* Assignment
Please print every line of the material below exactly.

* Input material
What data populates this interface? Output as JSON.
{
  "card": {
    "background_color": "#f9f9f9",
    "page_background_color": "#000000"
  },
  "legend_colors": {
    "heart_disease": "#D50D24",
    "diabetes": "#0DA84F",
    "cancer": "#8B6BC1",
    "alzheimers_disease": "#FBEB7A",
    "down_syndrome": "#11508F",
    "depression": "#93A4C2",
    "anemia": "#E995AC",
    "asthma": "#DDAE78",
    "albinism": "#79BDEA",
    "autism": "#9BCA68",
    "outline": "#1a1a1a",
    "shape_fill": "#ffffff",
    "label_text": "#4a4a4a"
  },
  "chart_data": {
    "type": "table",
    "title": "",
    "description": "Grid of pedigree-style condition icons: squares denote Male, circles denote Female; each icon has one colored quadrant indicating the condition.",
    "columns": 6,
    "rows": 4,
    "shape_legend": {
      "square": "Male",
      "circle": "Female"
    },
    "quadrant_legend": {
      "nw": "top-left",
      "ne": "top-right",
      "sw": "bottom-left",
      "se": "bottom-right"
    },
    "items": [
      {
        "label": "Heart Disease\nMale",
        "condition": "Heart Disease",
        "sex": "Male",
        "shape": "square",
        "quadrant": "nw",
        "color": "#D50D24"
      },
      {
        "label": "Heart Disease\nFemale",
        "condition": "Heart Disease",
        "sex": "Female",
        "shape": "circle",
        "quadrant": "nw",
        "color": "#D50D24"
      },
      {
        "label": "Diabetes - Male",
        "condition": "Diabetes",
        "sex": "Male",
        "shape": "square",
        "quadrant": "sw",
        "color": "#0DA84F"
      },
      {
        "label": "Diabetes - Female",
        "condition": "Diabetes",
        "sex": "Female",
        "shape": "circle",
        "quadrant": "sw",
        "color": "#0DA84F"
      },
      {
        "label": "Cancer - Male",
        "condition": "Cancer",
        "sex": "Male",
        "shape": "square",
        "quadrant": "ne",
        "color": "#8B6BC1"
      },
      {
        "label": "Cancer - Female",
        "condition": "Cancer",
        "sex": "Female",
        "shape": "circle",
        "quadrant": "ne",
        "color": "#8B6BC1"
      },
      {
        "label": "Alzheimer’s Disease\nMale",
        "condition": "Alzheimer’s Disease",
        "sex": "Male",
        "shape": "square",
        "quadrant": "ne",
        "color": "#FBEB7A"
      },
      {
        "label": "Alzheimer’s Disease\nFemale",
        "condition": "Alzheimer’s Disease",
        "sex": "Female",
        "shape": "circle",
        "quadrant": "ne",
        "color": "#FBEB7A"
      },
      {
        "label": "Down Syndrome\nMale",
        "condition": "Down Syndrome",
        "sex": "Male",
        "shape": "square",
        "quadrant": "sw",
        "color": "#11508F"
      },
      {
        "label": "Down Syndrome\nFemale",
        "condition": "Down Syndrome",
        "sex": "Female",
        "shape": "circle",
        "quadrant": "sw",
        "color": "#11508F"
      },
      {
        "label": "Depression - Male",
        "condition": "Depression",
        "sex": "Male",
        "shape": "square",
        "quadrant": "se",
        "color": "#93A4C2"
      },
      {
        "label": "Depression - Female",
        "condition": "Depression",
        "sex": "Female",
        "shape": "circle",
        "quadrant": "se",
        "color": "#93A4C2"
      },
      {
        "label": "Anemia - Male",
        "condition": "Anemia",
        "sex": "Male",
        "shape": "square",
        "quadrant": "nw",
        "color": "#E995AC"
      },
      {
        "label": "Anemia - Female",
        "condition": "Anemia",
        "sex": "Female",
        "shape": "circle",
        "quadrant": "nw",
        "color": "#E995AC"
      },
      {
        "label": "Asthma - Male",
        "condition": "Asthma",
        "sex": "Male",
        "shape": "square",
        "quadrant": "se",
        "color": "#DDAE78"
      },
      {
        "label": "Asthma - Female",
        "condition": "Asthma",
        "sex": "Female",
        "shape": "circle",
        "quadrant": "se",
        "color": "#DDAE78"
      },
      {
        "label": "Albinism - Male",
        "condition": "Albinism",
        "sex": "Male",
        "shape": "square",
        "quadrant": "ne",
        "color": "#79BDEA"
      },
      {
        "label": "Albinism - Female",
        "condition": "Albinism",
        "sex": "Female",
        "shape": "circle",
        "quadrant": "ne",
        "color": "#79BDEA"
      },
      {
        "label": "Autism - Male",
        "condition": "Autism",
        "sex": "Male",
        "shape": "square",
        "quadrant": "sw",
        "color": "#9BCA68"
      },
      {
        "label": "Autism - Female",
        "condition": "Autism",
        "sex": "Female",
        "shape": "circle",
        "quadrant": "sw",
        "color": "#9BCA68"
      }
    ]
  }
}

* Written response
What data populates this interface? Output as JSON.
{
  "card": {
    "background_color": "#f9f9f9",
    "page_background_color": "#000000"
  },
  "legend_colors": {
    "heart_disease": "#D50D24",
    "diabetes": "#0DA84F",
    "cancer": "#8B6BC1",
    "alzheimers_disease": "#FBEB7A",
    "down_syndrome": "#11508F",
    "depression": "#93A4C2",
    "anemia": "#E995AC",
    "asthma": "#DDAE78",
    "albinism": "#79BDEA",
    "autism": "#9BCA68",
    "outline": "#1a1a1a",
    "shape_fill": "#ffffff",
    "label_text": "#4a4a4a"
  },
  "chart_data": {
    "type": "table",
    "title": "",
    "description": "Grid of pedigree-style condition icons: squares denote Male, circles denote Female; each icon has one colored quadrant indicating the condition.",
    "columns": 6,
    "rows": 4,
    "shape_legend": {
      "square": "Male",
      "circle": "Female"
    },
    "quadrant_legend": {
      "nw": "top-left",
      "ne": "top-right",
      "sw": "bottom-left",
      "se": "bottom-right"
    },
    "items": [
      {
        "label": "Heart Disease\nMale",
        "condition": "Heart Disease",
        "sex": "Male",
        "shape": "square",
        "quadrant": "nw",
        "color": "#D50D24"
      },
      {
        "label": "Heart Disease\nFemale",
        "condition": "Heart Disease",
        "sex": "Female",
        "shape": "circle",
        "quadrant": "nw",
        "color": "#D50D24"
      },
      {
        "label": "Diabetes - Male",
        "condition": "Diabetes",
        "sex": "Male",
        "shape": "square",
        "quadrant": "sw",
        "color": "#0DA84F"
      },
      {
        "label": "Diabetes - Female",
        "condition": "Diabetes",
        "sex": "Female",
        "shape": "circle",
        "quadrant": "sw",
        "color": "#0DA84F"
      },
      {
        "label": "Cancer - Male",
        "condition": "Cancer",
        "sex": "Male",
        "shape": "square",
        "quadrant": "ne",
        "color": "#8B6BC1"
      },
      {
        "label": "Cancer - Female",
        "condition": "Cancer",
        "sex": "Female",
        "shape": "circle",
        "quadrant": "ne",
        "color": "#8B6BC1"
      },
      {
        "label": "Alzheimer’s Disease\nMale",
        "condition": "Alzheimer’s Disease",
        "sex": "Male",
        "shape": "square",
        "quadrant": "ne",
        "color": "#FBEB7A"
      },
      {
        "label": "Alzheimer’s Disease\nFemale",
        "condition": "Alzheimer’s Disease",
        "sex": "Female",
        "shape": "circle",
        "quadrant": "ne",
        "color": "#FBEB7A"
      },
      {
        "label": "Down Syndrome\nMale",
        "condition": "Down Syndrome",
        "sex": "Male",
        "shape": "square",
        "quadrant": "sw",
        "color": "#11508F"
      },
      {
        "label": "Down Syndrome\nFemale",
        "condition": "Down Syndrome",
        "sex": "Female",
        "shape": "circle",
        "quadrant": "sw",
        "color": "#11508F"
      },
      {
        "label": "Depression - Male",
        "condition": "Depression",
        "sex": "Male",
        "shape": "square",
        "quadrant": "se",
        "color": "#93A4C2"
      },
      {
        "label": "Depression - Female",
        "condition": "Depression",
        "sex": "Female",
        "shape": "circle",
        "quadrant": "se",
        "color": "#93A4C2"
      },
      {
        "label": "Anemia - Male",
        "condition": "Anemia",
        "sex": "Male",
        "shape": "square",
        "quadrant": "nw",
        "color": "#E995AC"
      },
      {
        "label": "Anemia - Female",
        "condition": "Anemia",
        "sex": "Female",
        "shape": "circle",
        "quadrant": "nw",
        "color": "#E995AC"
      },
      {
        "label": "Asthma - Male",
        "condition": "Asthma",
        "sex": "Male",
        "shape": "square",
        "quadrant": "se",
        "color": "#DDAE78"
      },
      {
        "label": "Asthma - Female",
        "condition": "Asthma",
        "sex": "Female",
        "shape": "circle",
        "quadrant": "se",
        "color": "#DDAE78"
      },
      {
        "label": "Albinism - Male",
        "condition": "Albinism",
        "sex": "Male",
        "shape": "square",
        "quadrant": "ne",
        "color": "#79BDEA"
      },
      {
        "label": "Albinism - Female",
        "condition": "Albinism",
        "sex": "Female",
        "shape": "circle",
        "quadrant": "ne",
        "color": "#79BDEA"
      },
      {
        "label": "Autism - Male",
        "condition": "Autism",
        "sex": "Male",
        "shape": "square",
        "quadrant": "sw",
        "color": "#9BCA68"
      },
      {
        "label": "Autism - Female",
        "condition": "Autism",
        "sex": "Female",
        "shape": "circle",
        "quadrant": "sw",
        "color": "#9BCA68"
      }
    ]
  }
}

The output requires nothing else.